The reply should consist of every entry, repeated exactly.

(Information begins)

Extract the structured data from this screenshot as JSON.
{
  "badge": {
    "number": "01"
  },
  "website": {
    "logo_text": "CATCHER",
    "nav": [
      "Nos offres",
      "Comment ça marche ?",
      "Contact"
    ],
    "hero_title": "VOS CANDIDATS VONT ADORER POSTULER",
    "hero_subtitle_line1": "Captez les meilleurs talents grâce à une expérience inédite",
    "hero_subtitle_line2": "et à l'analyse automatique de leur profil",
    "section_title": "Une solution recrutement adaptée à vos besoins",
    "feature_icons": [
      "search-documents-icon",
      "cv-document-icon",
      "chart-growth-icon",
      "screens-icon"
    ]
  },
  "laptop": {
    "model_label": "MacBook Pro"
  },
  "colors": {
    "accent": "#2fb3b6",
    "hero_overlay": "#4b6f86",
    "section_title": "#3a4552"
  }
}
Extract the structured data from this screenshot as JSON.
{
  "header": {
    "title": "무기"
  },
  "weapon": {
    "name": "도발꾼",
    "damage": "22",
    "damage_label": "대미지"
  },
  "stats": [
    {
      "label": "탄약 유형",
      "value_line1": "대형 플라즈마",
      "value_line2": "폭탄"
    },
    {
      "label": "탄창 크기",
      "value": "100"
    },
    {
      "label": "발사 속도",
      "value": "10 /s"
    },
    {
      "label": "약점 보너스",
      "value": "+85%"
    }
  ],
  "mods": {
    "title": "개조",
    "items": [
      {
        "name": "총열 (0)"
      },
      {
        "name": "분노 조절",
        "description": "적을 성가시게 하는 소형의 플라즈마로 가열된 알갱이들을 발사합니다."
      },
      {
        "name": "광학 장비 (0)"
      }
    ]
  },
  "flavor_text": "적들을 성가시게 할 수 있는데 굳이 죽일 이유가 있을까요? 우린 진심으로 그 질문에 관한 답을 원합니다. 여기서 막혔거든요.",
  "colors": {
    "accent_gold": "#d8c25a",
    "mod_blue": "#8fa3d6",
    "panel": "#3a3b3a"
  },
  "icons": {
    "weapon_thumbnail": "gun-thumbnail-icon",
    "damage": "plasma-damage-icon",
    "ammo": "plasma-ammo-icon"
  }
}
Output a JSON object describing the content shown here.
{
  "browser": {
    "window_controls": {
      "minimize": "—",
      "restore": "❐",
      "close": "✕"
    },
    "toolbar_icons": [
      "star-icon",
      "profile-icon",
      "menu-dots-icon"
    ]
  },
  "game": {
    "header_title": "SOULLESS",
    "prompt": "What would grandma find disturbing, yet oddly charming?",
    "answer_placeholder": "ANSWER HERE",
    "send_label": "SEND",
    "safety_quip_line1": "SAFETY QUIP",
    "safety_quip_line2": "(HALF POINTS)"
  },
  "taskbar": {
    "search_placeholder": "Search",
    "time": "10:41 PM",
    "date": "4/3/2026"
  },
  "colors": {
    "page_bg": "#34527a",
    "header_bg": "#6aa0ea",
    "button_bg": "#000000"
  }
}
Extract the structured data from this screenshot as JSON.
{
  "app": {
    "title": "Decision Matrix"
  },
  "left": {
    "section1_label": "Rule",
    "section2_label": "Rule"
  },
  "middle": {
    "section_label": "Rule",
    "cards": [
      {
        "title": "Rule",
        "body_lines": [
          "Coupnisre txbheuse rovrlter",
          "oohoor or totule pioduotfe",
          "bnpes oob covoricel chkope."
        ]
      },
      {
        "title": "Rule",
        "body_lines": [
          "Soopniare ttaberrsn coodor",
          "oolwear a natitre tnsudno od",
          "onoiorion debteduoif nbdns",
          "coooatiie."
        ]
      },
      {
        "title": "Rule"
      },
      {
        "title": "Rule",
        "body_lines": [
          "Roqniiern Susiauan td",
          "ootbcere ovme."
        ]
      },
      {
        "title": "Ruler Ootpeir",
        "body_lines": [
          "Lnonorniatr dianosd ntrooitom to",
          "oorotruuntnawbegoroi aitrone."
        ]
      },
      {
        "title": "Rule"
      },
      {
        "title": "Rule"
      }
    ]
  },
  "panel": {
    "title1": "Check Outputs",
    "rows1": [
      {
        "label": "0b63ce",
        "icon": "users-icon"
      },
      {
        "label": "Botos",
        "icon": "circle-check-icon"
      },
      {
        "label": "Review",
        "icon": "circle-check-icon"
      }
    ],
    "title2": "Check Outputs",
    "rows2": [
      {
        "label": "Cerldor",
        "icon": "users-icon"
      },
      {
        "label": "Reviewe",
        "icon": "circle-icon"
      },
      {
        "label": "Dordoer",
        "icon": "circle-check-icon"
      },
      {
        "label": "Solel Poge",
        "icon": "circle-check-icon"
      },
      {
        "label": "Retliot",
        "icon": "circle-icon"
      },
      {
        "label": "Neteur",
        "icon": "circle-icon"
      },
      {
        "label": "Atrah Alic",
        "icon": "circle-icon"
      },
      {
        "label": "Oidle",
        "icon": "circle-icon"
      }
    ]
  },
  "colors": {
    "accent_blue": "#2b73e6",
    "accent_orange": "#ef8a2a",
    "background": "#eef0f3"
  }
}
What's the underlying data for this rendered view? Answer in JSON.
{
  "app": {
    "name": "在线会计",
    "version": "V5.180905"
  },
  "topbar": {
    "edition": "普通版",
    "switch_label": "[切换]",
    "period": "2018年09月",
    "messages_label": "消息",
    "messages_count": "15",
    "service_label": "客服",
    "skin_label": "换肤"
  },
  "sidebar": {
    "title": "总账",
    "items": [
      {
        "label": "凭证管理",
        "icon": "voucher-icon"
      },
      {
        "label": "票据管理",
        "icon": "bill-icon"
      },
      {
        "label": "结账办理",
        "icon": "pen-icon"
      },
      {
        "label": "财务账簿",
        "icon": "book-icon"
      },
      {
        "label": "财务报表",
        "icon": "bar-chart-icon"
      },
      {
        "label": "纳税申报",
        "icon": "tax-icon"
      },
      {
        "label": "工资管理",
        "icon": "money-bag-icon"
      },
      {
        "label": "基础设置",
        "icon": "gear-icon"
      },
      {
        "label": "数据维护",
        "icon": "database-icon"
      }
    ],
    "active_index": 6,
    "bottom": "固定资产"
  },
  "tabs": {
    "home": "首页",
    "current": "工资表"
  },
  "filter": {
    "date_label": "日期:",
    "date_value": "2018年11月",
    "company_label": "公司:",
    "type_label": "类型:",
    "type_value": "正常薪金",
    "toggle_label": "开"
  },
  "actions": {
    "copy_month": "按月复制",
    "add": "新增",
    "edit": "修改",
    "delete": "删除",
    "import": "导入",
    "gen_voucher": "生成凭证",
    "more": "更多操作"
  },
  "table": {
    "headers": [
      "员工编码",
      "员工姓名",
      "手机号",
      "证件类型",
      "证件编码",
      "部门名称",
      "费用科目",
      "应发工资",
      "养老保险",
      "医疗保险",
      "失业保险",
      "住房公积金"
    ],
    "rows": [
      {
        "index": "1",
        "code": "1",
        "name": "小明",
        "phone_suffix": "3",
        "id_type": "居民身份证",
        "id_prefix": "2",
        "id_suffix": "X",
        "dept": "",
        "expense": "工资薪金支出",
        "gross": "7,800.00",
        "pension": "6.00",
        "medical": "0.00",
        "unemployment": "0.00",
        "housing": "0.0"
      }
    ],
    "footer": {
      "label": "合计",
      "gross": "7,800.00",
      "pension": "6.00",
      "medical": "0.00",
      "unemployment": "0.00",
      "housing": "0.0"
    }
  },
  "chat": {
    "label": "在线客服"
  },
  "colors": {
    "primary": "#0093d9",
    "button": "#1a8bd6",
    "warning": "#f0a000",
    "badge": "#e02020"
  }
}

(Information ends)

→ Solution to the problem
Extract the structured data from this screenshot as JSON.
{
  "badge": {
    "number": "01"
  },
  "website": {
    "logo_text": "CATCHER",
    "nav": [
      "Nos offres",
      "Comment ça marche ?",
      "Contact"
    ],
    "hero_title": "VOS CANDIDATS VONT ADORER POSTULER",
    "hero_subtitle_line1": "Captez les meilleurs talents grâce à une expérience inédite",
    "hero_subtitle_line2": "et à l'analyse automatique de leur profil",
    "section_title": "Une solution recrutement adaptée à vos besoins",
    "feature_icons": [
      "search-documents-icon",
      "cv-document-icon",
      "chart-growth-icon",
      "screens-icon"
    ]
  },
  "laptop": {
    "model_label": "MacBook Pro"
  },
  "colors": {
    "accent": "#2fb3b6",
    "hero_overlay": "#4b6f86",
    "section_title": "#3a4552"
  }
}
Extract the structured data from this screenshot as JSON.
{
  "header": {
    "title": "무기"
  },
  "weapon": {
    "name": "도발꾼",
    "damage": "22",
    "damage_label": "대미지"
  },
  "stats": [
    {
      "label": "탄약 유형",
      "value_line1": "대형 플라즈마",
      "value_line2": "폭탄"
    },
    {
      "label": "탄창 크기",
      "value": "100"
    },
    {
      "label": "발사 속도",
      "value": "10 /s"
    },
    {
      "label": "약점 보너스",
      "value": "+85%"
    }
  ],
  "mods": {
    "title": "개조",
    "items": [
      {
        "name": "총열 (0)"
      },
      {
        "name": "분노 조절",
        "description": "적을 성가시게 하는 소형의 플라즈마로 가열된 알갱이들을 발사합니다."
      },
      {
        "name": "광학 장비 (0)"
      }
    ]
  },
  "flavor_text": "적들을 성가시게 할 수 있는데 굳이 죽일 이유가 있을까요? 우린 진심으로 그 질문에 관한 답을 원합니다. 여기서 막혔거든요.",
  "colors": {
    "accent_gold": "#d8c25a",
    "mod_blue": "#8fa3d6",
    "panel": "#3a3b3a"
  },
  "icons": {
    "weapon_thumbnail": "gun-thumbnail-icon",
    "damage": "plasma-damage-icon",
    "ammo": "plasma-ammo-icon"
  }
}
Output a JSON object describing the content shown here.
{
  "browser": {
    "window_controls": {
      "minimize": "—",
      "restore": "❐",
      "close": "✕"
    },
    "toolbar_icons": [
      "star-icon",
      "profile-icon",
      "menu-dots-icon"
    ]
  },
  "game": {
    "header_title": "SOULLESS",
    "prompt": "What would grandma find disturbing, yet oddly charming?",
    "answer_placeholder": "ANSWER HERE",
    "send_label": "SEND",
    "safety_quip_line1": "SAFETY QUIP",
    "safety_quip_line2": "(HALF POINTS)"
  },
  "taskbar": {
    "search_placeholder": "Search",
    "time": "10:41 PM",
    "date": "4/3/2026"
  },
  "colors": {
    "page_bg": "#34527a",
    "header_bg": "#6aa0ea",
    "button_bg": "#000000"
  }
}
Extract the structured data from this screenshot as JSON.
{
  "app": {
    "title": "Decision Matrix"
  },
  "left": {
    "section1_label": "Rule",
    "section2_label": "Rule"
  },
  "middle": {
    "section_label": "Rule",
    "cards": [
      {
        "title": "Rule",
        "body_lines": [
          "Coupnisre txbheuse rovrlter",
          "oohoor or totule pioduotfe",
          "bnpes oob covoricel chkope."
        ]
      },
      {
        "title": "Rule",
        "body_lines": [
          "Soopniare ttaberrsn coodor",
          "oolwear a natitre tnsudno od",
          "onoiorion debteduoif nbdns",
          "coooatiie."
        ]
      },
      {
        "title": "Rule"
      },
      {
        "title": "Rule",
        "body_lines": [
          "Roqniiern Susiauan td",
          "ootbcere ovme."
        ]
      },
      {
        "title": "Ruler Ootpeir",
        "body_lines": [
          "Lnonorniatr dianosd ntrooitom to",
          "oorotruuntnawbegoroi aitrone."
        ]
      },
      {
        "title": "Rule"
      },
      {
        "title": "Rule"
      }
    ]
  },
  "panel": {
    "title1": "Check Outputs",
    "rows1": [
      {
        "label": "0b63ce",
        "icon": "users-icon"
      },
      {
        "label": "Botos",
        "icon": "circle-check-icon"
      },
      {
        "label": "Review",
        "icon": "circle-check-icon"
      }
    ],
    "title2": "Check Outputs",
    "rows2": [
      {
        "label": "Cerldor",
        "icon": "users-icon"
      },
      {
        "label": "Reviewe",
        "icon": "circle-icon"
      },
      {
        "label": "Dordoer",
        "icon": "circle-check-icon"
      },
      {
        "label": "Solel Poge",
        "icon": "circle-check-icon"
      },
      {
        "label": "Retliot",
        "icon": "circle-icon"
      },
      {
        "label": "Neteur",
        "icon": "circle-icon"
      },
      {
        "label": "Atrah Alic",
        "icon": "circle-icon"
      },
      {
        "label": "Oidle",
        "icon": "circle-icon"
      }
    ]
  },
  "colors": {
    "accent_blue": "#2b73e6",
    "accent_orange": "#ef8a2a",
    "background": "#eef0f3"
  }
}
What's the underlying data for this rendered view? Answer in JSON.
{
  "app": {
    "name": "在线会计",
    "version": "V5.180905"
  },
  "topbar": {
    "edition": "普通版",
    "switch_label": "[切换]",
    "period": "2018年09月",
    "messages_label": "消息",
    "messages_count": "15",
    "service_label": "客服",
    "skin_label": "换肤"
  },
  "sidebar": {
    "title": "总账",
    "items": [
      {
        "label": "凭证管理",
        "icon": "voucher-icon"
      },
      {
        "label": "票据管理",
        "icon": "bill-icon"
      },
      {
        "label": "结账办理",
        "icon": "pen-icon"
      },
      {
        "label": "财务账簿",
        "icon": "book-icon"
      },
      {
        "label": "财务报表",
        "icon": "bar-chart-icon"
      },
      {
        "label": "纳税申报",
        "icon": "tax-icon"
      },
      {
        "label": "工资管理",
        "icon": "money-bag-icon"
      },
      {
        "label": "基础设置",
        "icon": "gear-icon"
      },
      {
        "label": "数据维护",
        "icon": "database-icon"
      }
    ],
    "active_index": 6,
    "bottom": "固定资产"
  },
  "tabs": {
    "home": "首页",
    "current": "工资表"
  },
  "filter": {
    "date_label": "日期:",
    "date_value": "2018年11月",
    "company_label": "公司:",
    "type_label": "类型:",
    "type_value": "正常薪金",
    "toggle_label": "开"
  },
  "actions": {
    "copy_month": "按月复制",
    "add": "新增",
    "edit": "修改",
    "delete": "删除",
    "import": "导入",
    "gen_voucher": "生成凭证",
    "more": "更多操作"
  },
  "table": {
    "headers": [
      "员工编码",
      "员工姓名",
      "手机号",
      "证件类型",
      "证件编码",
      "部门名称",
      "费用科目",
      "应发工资",
      "养老保险",
      "医疗保险",
      "失业保险",
      "住房公积金"
    ],
    "rows": [
      {
        "index": "1",
        "code": "1",
        "name": "小明",
        "phone_suffix": "3",
        "id_type": "居民身份证",
        "id_prefix": "2",
        "id_suffix": "X",
        "dept": "",
        "expense": "工资薪金支出",
        "gross": "7,800.00",
        "pension": "6.00",
        "medical": "0.00",
        "unemployment": "0.00",
        "housing": "0.0"
      }
    ],
    "footer": {
      "label": "合计",
      "gross": "7,800.00",
      "pension": "6.00",
      "medical": "0.00",
      "unemployment": "0.00",
      "housing": "0.0"
    }
  },
  "chat": {
    "label": "在线客服"
  },
  "colors": {
    "primary": "#0093d9",
    "button": "#1a8bd6",
    "warning": "#f0a000",
    "badge": "#e02020"
  }
}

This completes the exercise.